**WORK REQUEST:** What is needed is a word-for-word restatement of all the entries.

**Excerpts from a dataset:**
────────────────

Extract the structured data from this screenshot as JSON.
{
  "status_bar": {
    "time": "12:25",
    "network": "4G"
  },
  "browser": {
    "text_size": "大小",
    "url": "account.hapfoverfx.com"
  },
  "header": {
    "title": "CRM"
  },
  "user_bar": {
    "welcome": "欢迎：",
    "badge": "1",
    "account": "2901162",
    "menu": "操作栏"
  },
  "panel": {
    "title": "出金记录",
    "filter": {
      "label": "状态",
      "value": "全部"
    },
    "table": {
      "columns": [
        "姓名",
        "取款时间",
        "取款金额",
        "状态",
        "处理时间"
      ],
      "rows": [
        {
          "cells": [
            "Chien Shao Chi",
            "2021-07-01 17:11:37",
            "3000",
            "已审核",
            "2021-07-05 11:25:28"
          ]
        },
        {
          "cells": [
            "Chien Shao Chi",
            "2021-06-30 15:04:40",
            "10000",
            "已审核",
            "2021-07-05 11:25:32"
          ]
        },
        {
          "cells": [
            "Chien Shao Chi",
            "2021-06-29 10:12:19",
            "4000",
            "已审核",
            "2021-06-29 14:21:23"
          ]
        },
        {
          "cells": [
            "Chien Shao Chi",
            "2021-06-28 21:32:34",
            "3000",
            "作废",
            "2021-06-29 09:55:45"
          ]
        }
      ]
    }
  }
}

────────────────

**ANSWER SPACE:**
Extract the structured data from this screenshot as JSON.
{
  "status_bar": {
    "time": "12:25",
    "network": "4G"
  },
  "browser": {
    "text_size": "大小",
    "url": "account.hapfoverfx.com"
  },
  "header": {
    "title": "CRM"
  },
  "user_bar": {
    "welcome": "欢迎：",
    "badge": "1",
    "account": "2901162",
    "menu": "操作栏"
  },
  "panel": {
    "title": "出金记录",
    "filter": {
      "label": "状态",
      "value": "全部"
    },
    "table": {
      "columns": [
        "姓名",
        "取款时间",
        "取款金额",
        "状态",
        "处理时间"
      ],
      "rows": [
        {
          "cells": [
            "Chien Shao Chi",
            "2021-07-01 17:11:37",
            "3000",
            "已审核",
            "2021-07-05 11:25:28"
          ]
        },
        {
          "cells": [
            "Chien Shao Chi",
            "2021-06-30 15:04:40",
            "10000",
            "已审核",
            "2021-07-05 11:25:32"
          ]
        },
        {
          "cells": [
            "Chien Shao Chi",
            "2021-06-29 10:12:19",
            "4000",
            "已审核",
            "2021-06-29 14:21:23"
          ]
        },
        {
          "cells": [
            "Chien Shao Chi",
            "2021-06-28 21:32:34",
            "3000",
            "作废",
            "2021-06-29 09:55:45"
          ]
        }
      ]
    }
  }
}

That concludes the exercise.